From the data, return each line holding the word "value".

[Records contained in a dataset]
- - - - -

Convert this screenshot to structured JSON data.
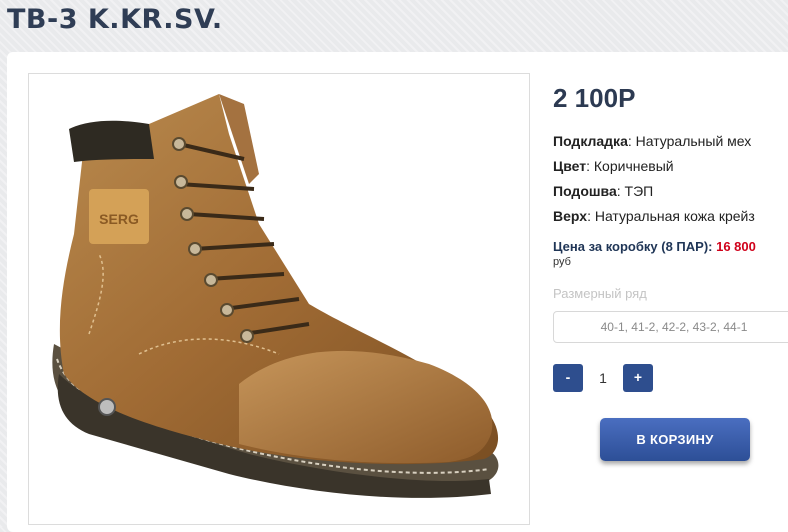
{
  "page": {
    "title": "ТВ-3 K.KR.SV."
  },
  "product": {
    "price": "2 100Р",
    "image_brand_text": "SERG",
    "properties": [
      {
        "label": "Подкладка",
        "value": "Натуральный мех"
      },
      {
        "label": "Цвет",
        "value": "Коричневый"
      },
      {
        "label": "Подошва",
        "value": "ТЭП"
      },
      {
        "label": "Верх",
        "value": "Натуральная кожа крейз"
      }
    ],
    "box_price": {
      "label": "Цена за коробку (8 ПАР):",
      "amount": "16 800",
      "unit": "руб"
    },
    "size_range": {
      "label": "Размерный ряд",
      "selected": "40-1, 41-2, 42-2, 43-2, 44-1"
    },
    "quantity": {
      "minus_label": "-",
      "value": "1",
      "plus_label": "+"
    },
    "cart_button_label": "В КОРЗИНУ"
  },
  "colors": {
    "accent": "#2e4e8e",
    "title": "#2f3d55",
    "price_highlight": "#d0021b"
  }
}
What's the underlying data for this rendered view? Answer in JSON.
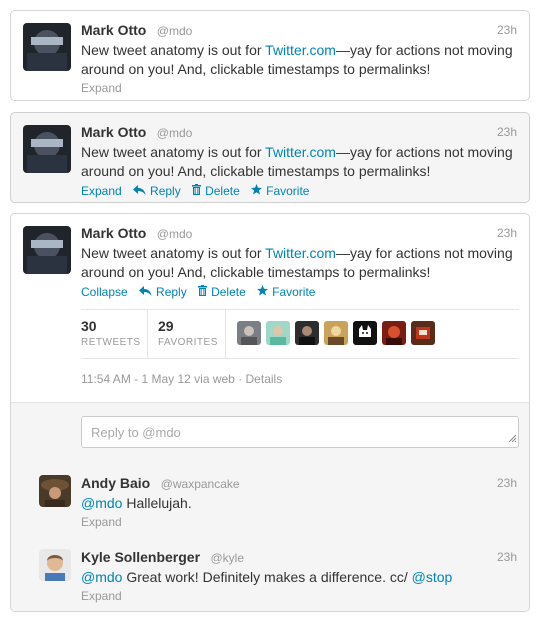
{
  "tweets": [
    {
      "name": "Mark Otto",
      "handle": "@mdo",
      "time": "23h",
      "text_before": "New tweet anatomy is out for ",
      "link": "Twitter.com",
      "text_after": "—yay for actions not moving around on you! And, clickable timestamps to permalinks!",
      "expand": "Expand"
    },
    {
      "name": "Mark Otto",
      "handle": "@mdo",
      "time": "23h",
      "text_before": "New tweet anatomy is out for ",
      "link": "Twitter.com",
      "text_after": "—yay for actions not moving around on you! And, clickable timestamps to permalinks!",
      "actions": {
        "expand": "Expand",
        "reply": "Reply",
        "delete": "Delete",
        "favorite": "Favorite"
      }
    },
    {
      "name": "Mark Otto",
      "handle": "@mdo",
      "time": "23h",
      "text_before": "New tweet anatomy is out for ",
      "link": "Twitter.com",
      "text_after": "—yay for actions not moving around on you! And, clickable timestamps to permalinks!",
      "actions": {
        "collapse": "Collapse",
        "reply": "Reply",
        "delete": "Delete",
        "favorite": "Favorite"
      },
      "stats": {
        "retweets": "30",
        "retweets_label": "RETWEETS",
        "favorites": "29",
        "favorites_label": "FAVORITES"
      },
      "meta": "11:54 AM - 1 May 12 via web · Details",
      "reply_placeholder": "Reply to @mdo"
    }
  ],
  "replies": [
    {
      "name": "Andy Baio",
      "handle": "@waxpancake",
      "time": "23h",
      "mention": "@mdo",
      "text": " Hallelujah.",
      "expand": "Expand"
    },
    {
      "name": "Kyle Sollenberger",
      "handle": "@kyle",
      "time": "23h",
      "mention": "@mdo",
      "text": " Great work! Definitely makes a difference. cc/ ",
      "mention2": "@stop",
      "expand": "Expand"
    }
  ],
  "colors": {
    "link": "#0084b4",
    "muted": "#999999",
    "text": "#333333",
    "hover_bg": "#f5f5f5",
    "border": "#d6d6d6"
  },
  "icons": [
    "reply-icon",
    "trash-icon",
    "star-icon",
    "resize-grip-icon"
  ]
}
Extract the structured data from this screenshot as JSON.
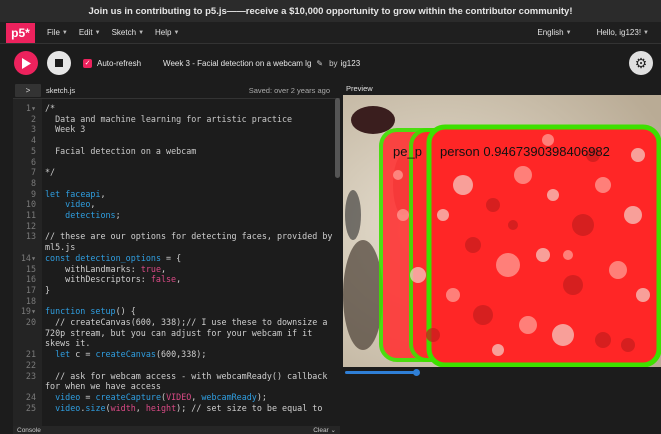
{
  "banner": {
    "text": "Join us in contributing to p5.js——receive a $10,000 opportunity to grow within the contributor community!"
  },
  "nav": {
    "logo": "p5*",
    "menus": [
      "File",
      "Edit",
      "Sketch",
      "Help"
    ],
    "language": "English",
    "greeting": "Hello, ig123!"
  },
  "toolbar": {
    "auto_refresh_label": "Auto-refresh",
    "sketch_name": "Week 3 - Facial detection on a webcam lg",
    "by_label": "by",
    "author": "ig123"
  },
  "editor": {
    "filename": "sketch.js",
    "saved": "Saved: over 2 years ago",
    "lines": [
      {
        "n": "1",
        "fold": true,
        "html": "<span class=\"cm\">/*</span>"
      },
      {
        "n": "2",
        "html": "<span class=\"cm\">  Data and machine learning for artistic practice</span>"
      },
      {
        "n": "3",
        "html": "<span class=\"cm\">  Week 3</span>"
      },
      {
        "n": "4",
        "html": ""
      },
      {
        "n": "5",
        "html": "<span class=\"cm\">  Facial detection on a webcam</span>"
      },
      {
        "n": "6",
        "html": ""
      },
      {
        "n": "7",
        "html": "<span class=\"cm\">*/</span>"
      },
      {
        "n": "8",
        "html": ""
      },
      {
        "n": "9",
        "html": "<span class=\"kw\">let</span> <span class=\"fn\">faceapi</span>,"
      },
      {
        "n": "10",
        "html": "    <span class=\"fn\">video</span>,"
      },
      {
        "n": "11",
        "html": "    <span class=\"fn\">detections</span>;"
      },
      {
        "n": "12",
        "html": ""
      },
      {
        "n": "13",
        "html": "// these are our options for detecting faces, provided by ml5.js"
      },
      {
        "n": "14",
        "fold": true,
        "html": "<span class=\"kw\">const</span> <span class=\"fn\">detection_options</span> = {"
      },
      {
        "n": "15",
        "html": "    withLandmarks: <span class=\"pr\">true</span>,"
      },
      {
        "n": "16",
        "html": "    withDescriptors: <span class=\"pr\">false</span>,"
      },
      {
        "n": "17",
        "html": "}"
      },
      {
        "n": "18",
        "html": ""
      },
      {
        "n": "19",
        "fold": true,
        "html": "<span class=\"kw\">function</span> <span class=\"fn\">setup</span>() {"
      },
      {
        "n": "20",
        "html": "  // createCanvas(600, 338);// I use these to downsize a 720p stream, but you can adjust for your webcam if it skews it."
      },
      {
        "n": "21",
        "html": "  <span class=\"kw\">let</span> c = <span class=\"fn\">createCanvas</span>(600,338);"
      },
      {
        "n": "22",
        "html": ""
      },
      {
        "n": "23",
        "html": "  // ask for webcam access - with webcamReady() callback for when we have access"
      },
      {
        "n": "24",
        "html": "  <span class=\"fn\">video</span> = <span class=\"fn\">createCapture</span>(<span class=\"pr\">VIDEO</span>, <span class=\"fn\">webcamReady</span>);"
      },
      {
        "n": "25",
        "html": "  <span class=\"fn\">video</span>.<span class=\"fn\">size</span>(<span class=\"pr\">width</span>, <span class=\"pr\">height</span>); // set size to be equal to"
      }
    ]
  },
  "console": {
    "label": "Console",
    "clear": "Clear"
  },
  "preview": {
    "label": "Preview",
    "detection_label_1": "pe_p",
    "detection_label_2": "person 0.9467390398406982"
  },
  "colors": {
    "accent": "#ed225d",
    "box": "#3ee000",
    "fill": "#ff2a2a"
  }
}
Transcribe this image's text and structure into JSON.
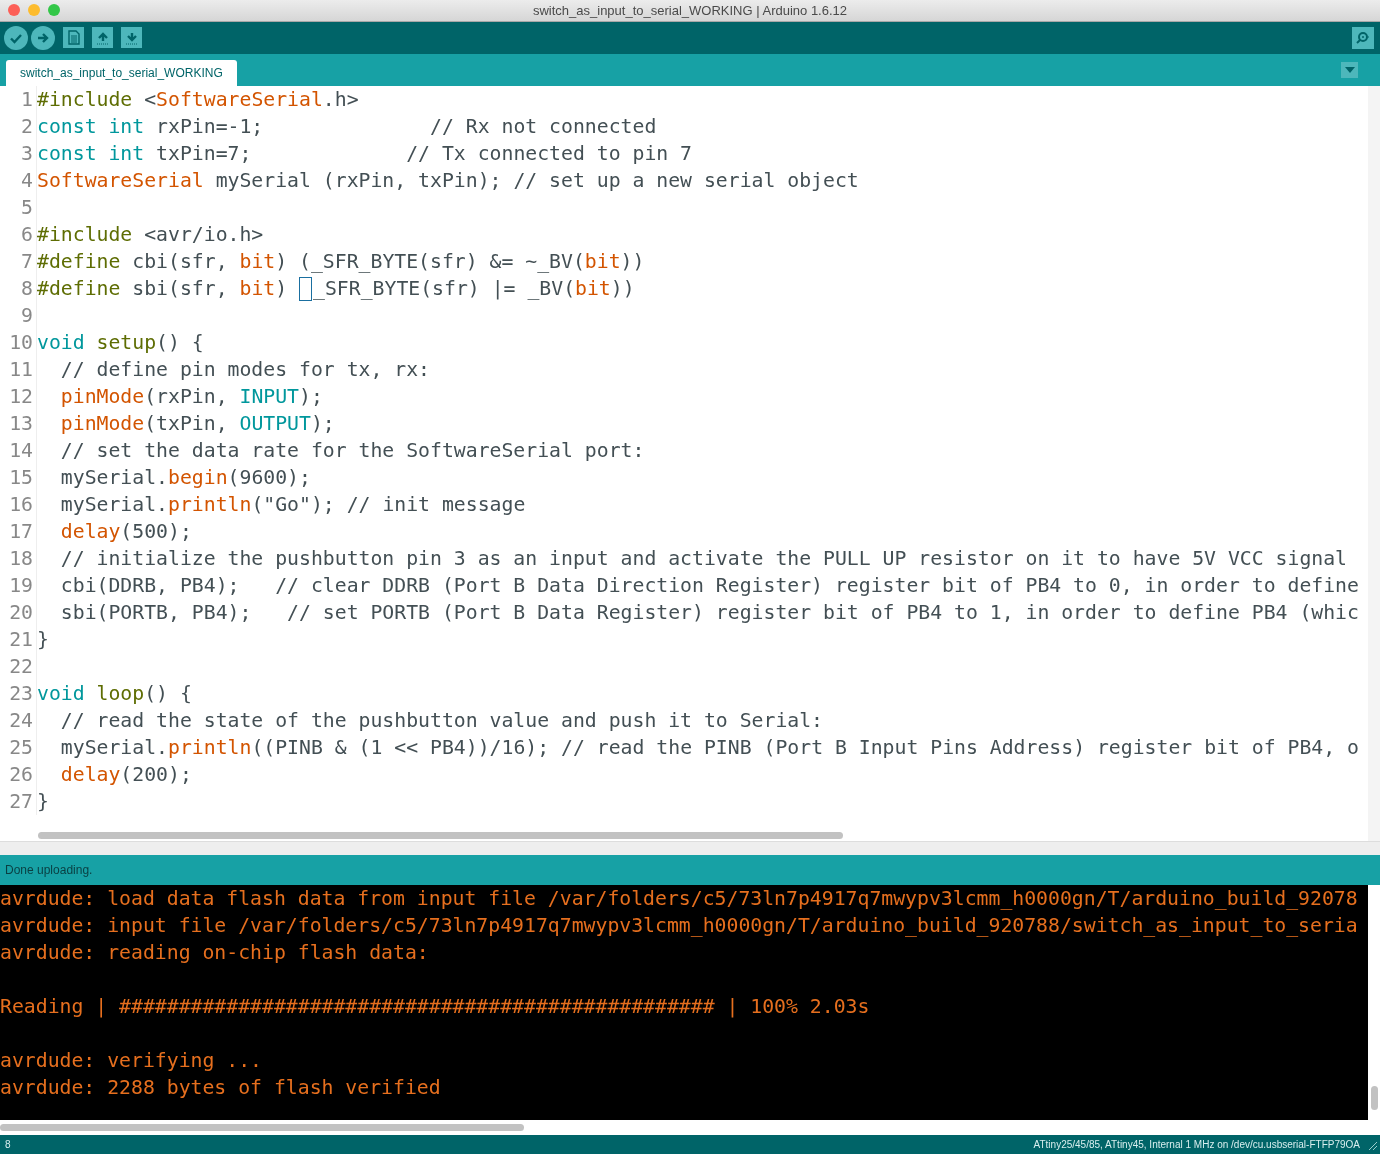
{
  "window": {
    "title": "switch_as_input_to_serial_WORKING | Arduino 1.6.12"
  },
  "tabs": [
    {
      "label": "switch_as_input_to_serial_WORKING",
      "selected": true
    }
  ],
  "editor": {
    "lines": [
      {
        "number": "1",
        "tokens": [
          {
            "kind": "structure",
            "text": "#include"
          },
          {
            "kind": "text",
            "text": " <"
          },
          {
            "kind": "function",
            "text": "SoftwareSerial"
          },
          {
            "kind": "text",
            "text": ".h>"
          }
        ]
      },
      {
        "number": "2",
        "tokens": [
          {
            "kind": "keyword",
            "text": "const int"
          },
          {
            "kind": "text",
            "text": " rxPin=-1;              // Rx not connected"
          }
        ]
      },
      {
        "number": "3",
        "tokens": [
          {
            "kind": "keyword",
            "text": "const int"
          },
          {
            "kind": "text",
            "text": " txPin=7;             // Tx connected to pin 7"
          }
        ]
      },
      {
        "number": "4",
        "tokens": [
          {
            "kind": "function",
            "text": "SoftwareSerial"
          },
          {
            "kind": "text",
            "text": " mySerial (rxPin, txPin); // set up a new serial object"
          }
        ]
      },
      {
        "number": "5"
      },
      {
        "number": "6",
        "tokens": [
          {
            "kind": "structure",
            "text": "#include"
          },
          {
            "kind": "text",
            "text": " <avr/io.h>"
          }
        ]
      },
      {
        "number": "7",
        "tokens": [
          {
            "kind": "structure",
            "text": "#define"
          },
          {
            "kind": "text",
            "text": " cbi(sfr, "
          },
          {
            "kind": "function",
            "text": "bit"
          },
          {
            "kind": "text",
            "text": ") (_SFR_BYTE(sfr) &= ~_BV("
          },
          {
            "kind": "function",
            "text": "bit"
          },
          {
            "kind": "text",
            "text": "))"
          }
        ]
      },
      {
        "number": "8",
        "tokens": [
          {
            "kind": "structure",
            "text": "#define"
          },
          {
            "kind": "text",
            "text": " sbi(sfr, "
          },
          {
            "kind": "function",
            "text": "bit"
          },
          {
            "kind": "text",
            "text": ") "
          },
          {
            "kind": "bracket-box"
          },
          {
            "kind": "text",
            "text": "_SFR_BYTE(sfr) |= _BV("
          },
          {
            "kind": "function",
            "text": "bit"
          },
          {
            "kind": "text",
            "text": "))"
          }
        ]
      },
      {
        "number": "9"
      },
      {
        "number": "10",
        "tokens": [
          {
            "kind": "keyword",
            "text": "void "
          },
          {
            "kind": "structure",
            "text": "setup"
          },
          {
            "kind": "text",
            "text": "() {"
          }
        ]
      },
      {
        "number": "11",
        "tokens": [
          {
            "kind": "text",
            "text": "  // define pin modes for tx, rx:"
          }
        ]
      },
      {
        "number": "12",
        "indented": true,
        "tokens": [
          {
            "kind": "function",
            "text": "pinMode"
          },
          {
            "kind": "text",
            "text": "(rxPin, "
          },
          {
            "kind": "keyword",
            "text": "INPUT"
          },
          {
            "kind": "text",
            "text": ");"
          }
        ]
      },
      {
        "number": "13",
        "indented": true,
        "tokens": [
          {
            "kind": "function",
            "text": "pinMode"
          },
          {
            "kind": "text",
            "text": "(txPin, "
          },
          {
            "kind": "keyword",
            "text": "OUTPUT"
          },
          {
            "kind": "text",
            "text": ");"
          }
        ]
      },
      {
        "number": "14",
        "tokens": [
          {
            "kind": "text",
            "text": "  // set the data rate for the SoftwareSerial port:"
          }
        ]
      },
      {
        "number": "15",
        "tokens": [
          {
            "kind": "text",
            "text": "  mySerial."
          },
          {
            "kind": "function",
            "text": "begin"
          },
          {
            "kind": "text",
            "text": "(9600);"
          }
        ]
      },
      {
        "number": "16",
        "tokens": [
          {
            "kind": "text",
            "text": "  mySerial."
          },
          {
            "kind": "function",
            "text": "println"
          },
          {
            "kind": "text",
            "text": "(\"Go\"); // init message"
          }
        ]
      },
      {
        "number": "17",
        "indented": true,
        "tokens": [
          {
            "kind": "function",
            "text": "delay"
          },
          {
            "kind": "text",
            "text": "(500);"
          }
        ]
      },
      {
        "number": "18",
        "tokens": [
          {
            "kind": "text",
            "text": "  // initialize the pushbutton pin 3 as an input and activate the PULL UP resistor on it to have 5V VCC signal"
          }
        ]
      },
      {
        "number": "19",
        "tokens": [
          {
            "kind": "text",
            "text": "  cbi(DDRB, PB4);   // clear DDRB (Port B Data Direction Register) register bit of PB4 to 0, in order to define"
          }
        ]
      },
      {
        "number": "20",
        "tokens": [
          {
            "kind": "text",
            "text": "  sbi(PORTB, PB4);   // set PORTB (Port B Data Register) register bit of PB4 to 1, in order to define PB4 (whic"
          }
        ]
      },
      {
        "number": "21",
        "tokens": [
          {
            "kind": "text",
            "text": "}"
          }
        ]
      },
      {
        "number": "22"
      },
      {
        "number": "23",
        "tokens": [
          {
            "kind": "keyword",
            "text": "void "
          },
          {
            "kind": "structure",
            "text": "loop"
          },
          {
            "kind": "text",
            "text": "() {"
          }
        ]
      },
      {
        "number": "24",
        "tokens": [
          {
            "kind": "text",
            "text": "  // read the state of the pushbutton value and push it to Serial:"
          }
        ]
      },
      {
        "number": "25",
        "tokens": [
          {
            "kind": "text",
            "text": "  mySerial."
          },
          {
            "kind": "function",
            "text": "println"
          },
          {
            "kind": "text",
            "text": "((PINB & (1 << PB4))/16); // read the PINB (Port B Input Pins Address) register bit of PB4, o"
          }
        ]
      },
      {
        "number": "26",
        "indented": true,
        "tokens": [
          {
            "kind": "function",
            "text": "delay"
          },
          {
            "kind": "text",
            "text": "(200);"
          }
        ]
      },
      {
        "number": "27",
        "tokens": [
          {
            "kind": "text",
            "text": "}"
          }
        ]
      }
    ]
  },
  "message": "Done uploading.",
  "console": {
    "lines": [
      {
        "text": "avrdude: load data flash data from input file /var/folders/c5/73ln7p4917q7mwypv3lcmm_h0000gn/T/arduino_build_92078"
      },
      {
        "text": "avrdude: input file /var/folders/c5/73ln7p4917q7mwypv3lcmm_h0000gn/T/arduino_build_920788/switch_as_input_to_seria"
      },
      {
        "text": "avrdude: reading on-chip flash data:"
      },
      {
        "text": "Reading | ################################################## | 100% 2.03s",
        "gap_before": true
      },
      {
        "text": "avrdude: verifying ...",
        "gap_before": true
      },
      {
        "text": "avrdude: 2288 bytes of flash verified"
      }
    ]
  },
  "status_bar": {
    "line": "8",
    "board": "ATtiny25/45/85, ATtiny45, Internal 1 MHz on /dev/cu.usbserial-FTFP79OA"
  }
}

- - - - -

OUTPUT BELOW:
        "value": "Натуральный мех"
        "value": "Коричневый"
        "value": "ТЭП"
        "value": "Натуральная кожа крейз"
      "value": "1",
            "text": "  // read the state of the pushbutton value and push it to Serial:"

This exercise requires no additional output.